Directed by Barry Jenkins
It felt like looking for love and love can’t be found… what a sadness envelopes this poetic and beautiful film.
The first film I’ve seen about the development of romantic love between two black men – from school age to adulthood. This is part coming of age story in a general sense and part very specifically; a coming of age story about a black gay boy/man whose circumstances are so difficult, survival with any sexuality at all is a triumph. It is raw and urgent. Especially for “straight” black folks who have a difficult relationship with homosexuality for many reasons.
This story takes place in South Florida. Poverty is all you see.
“Chiron/Black” knows he’s different from early on and doesn’t have a place to speak this or to begin to understand what is happening with him… he is very alone in the world as his mother is a drug addict.
Chiron/Black ends up in prison for a bit, after slamming a chair over the head of the school’s major bully. In juvenile, he buffs up and comes out a stud, bulging biceps and a mouth full of grill… He is sensitive, kind but has affected a “don’t mess with me” presence.. But this man is without love and desperate for it.

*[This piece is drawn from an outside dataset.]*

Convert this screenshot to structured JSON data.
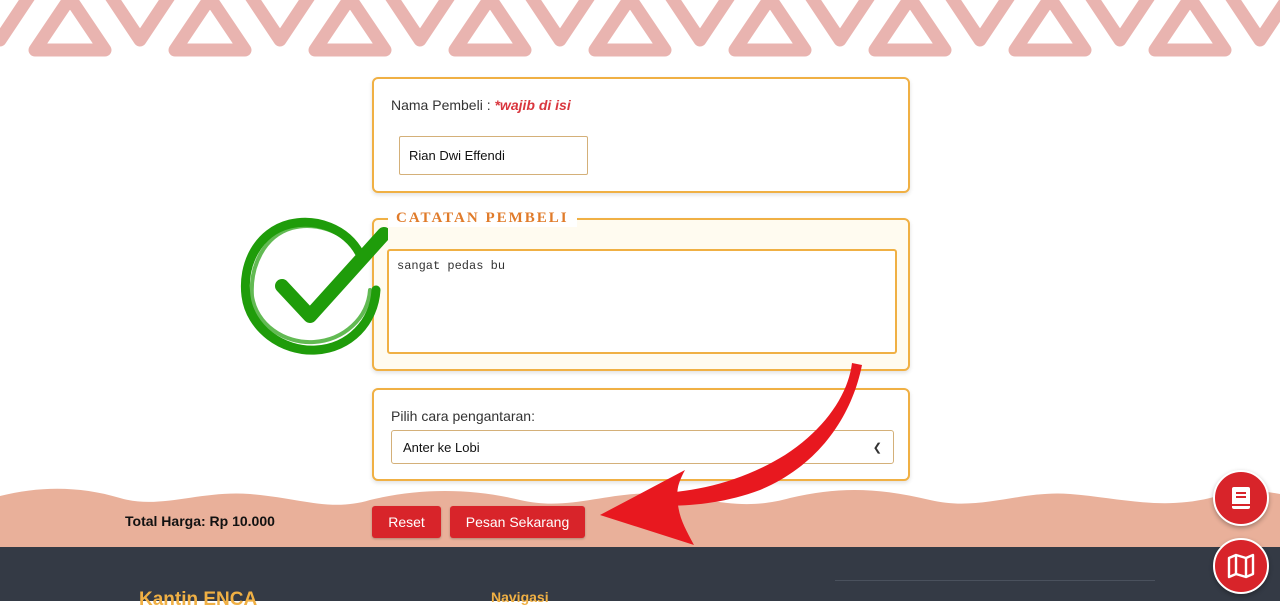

This film makes me think about US – black folks – and our love/hate relationship with each other and with ourselves. We have work to do. We have such work to do on us.. just us. And, if I may add, there’s something in the American psyche that smacks of self-hatred, self-loathing. It ain’t just black folks… we live in a culture that can press the heart out of people, throw them aside like a hit and run driver who keeps on going. WE ALL HAVE WORK TO DO to reclaim our souls, our civility.
The cast is terrific:
The actors playing “Black/Chiron” from little boy to young man are so good. And the older actor playing “Chiron” , Trevante Rhodes, has managed to be roiling inside but quiet, calm, needing and needy but strong in spite of that need. Lack of love stunts our growth. He’s been forced to find a way on his own..
Mahershalal Ali – excellent.. The drug dealer-father figure..
Janelle Monae is terrific as Juan’s (drug-dealer/father figure) lady– who befriends Black/Chiron and treats him with decency and concern- the closest thing to a mother he’s ever had.
Naomie Harris plays Chiron’s mom and is terrific, English, graduate of Cambridge University, trained at the Old Vic, plays the drug-addled mother who is gross, dreadful and abusive. She eventually gets into a facility for treatment and tries to make her peace with her son. He forgives. He loves.